Is The Oscar Wilde Memorial A Bench?

Laura Reynolds
By Laura Reynolds Last edited 19 months ago
Is The Oscar Wilde Memorial A Bench?
Photo: kenjonbro

In 2014, David, an American visitor in London, and his wife, asked us whether the Oscar Wilde sculpture, A Conversation With Oscar Wilde, located on Adelaide Street near Charing Cross, is a bench to be sat on, or a sculpture to be admired from a distance.

Taking it to be a bench, they sat down "until some random dude started yelling at us. He screamed, 'This is a sculpture to a great man and not a bench! Get the hell off!'", leaving David wondering whether he had made an 'American faux pas'.

As David points out, the sculpture in question is the size of a bench, the height of a bench, the style of a bench, and, well, looks like a bench (or a coffin). The very shape of the sculpture, with sloped sides and a flat centre, invites you to sit down.

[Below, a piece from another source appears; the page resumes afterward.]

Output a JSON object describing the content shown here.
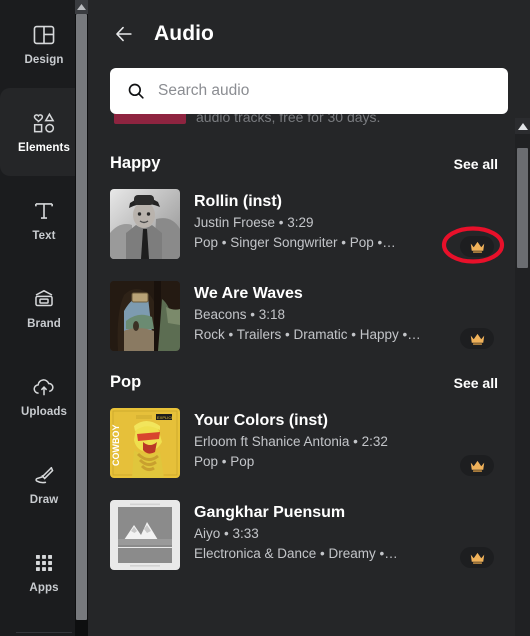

Furthermore, the title of the piece, A Conversation With Oscar Wilde, has been cited by many as further incitement to take a pew and engage in chit chat with the stone head of the deceased playwright.

But what does the artist herself have to say? Maggi Hambling was picked from 12 artists who had each submitted Wilde memorial ideas. On the unveiling of the structure in 1998, she said

"The idea is that he is rising, talking, laughing, smoking from this sarcophagus and the passerby, should he or she choose to, can sit on the sarcophagus and have a conversation with him."

So, to the person who chased David and his wife away; your respect for, and protection of, A Conversation With Oscar Wilde, is admirable. But you're wrong. It's a bench.

A Conversation With Oscar Wilde featured in our gallery of London's best literary statues.

Last Updated 01 November 2016

Jimmy W

I can understand the guy who told them to get off. I feel the same way when walking past the Horse Guards Parade and seeing children swinging off the side of the war memorial there. However I think it is perhaps a bit extreme telling someone to get off, of what is clearly a bench.

Simon M

I really don't like it. Never thought of sitting on it either. Not as bad as the Churchill/FDR bench on Bond Street though


I am saddened every time I pass a dry water fountain on a London street. They were clearly left by Victorian benefactors. Why are they not kept running to stop tourists buying and disposing of plastic bottles ?


It's actually quite comfortable. I just never know which side to sit.

Hobart Calling

It looks a little similar to a Victorian invention to deal with 'her indoors'...a snippet on the device follows:

The 'wife tamer' was invented by publican Harry Tap in 1862 as a way of dealing with his nagging wife. He made six and one of them was donated to
Keighley's Cliffe Castle Museum in 1937. It is now its most popular exhibit. Its a cross between a coffin and a cradle with just the womens upper torso and head poking out at one end...

The inscription down the side reads: 'Hen Pecked Club's Peace Box No. 6, Patent Cure for a Cross Wife.'


If it had an etching of Lord Alfred Douglas I would definitely sit.

Chandramohan Naidu

It is Oscar Wilde he wont mind

Neil Evans

You probably can sit on it – but bearing in mind how many times you see people pissing on it late at night I'm not sure I'd want to touch it.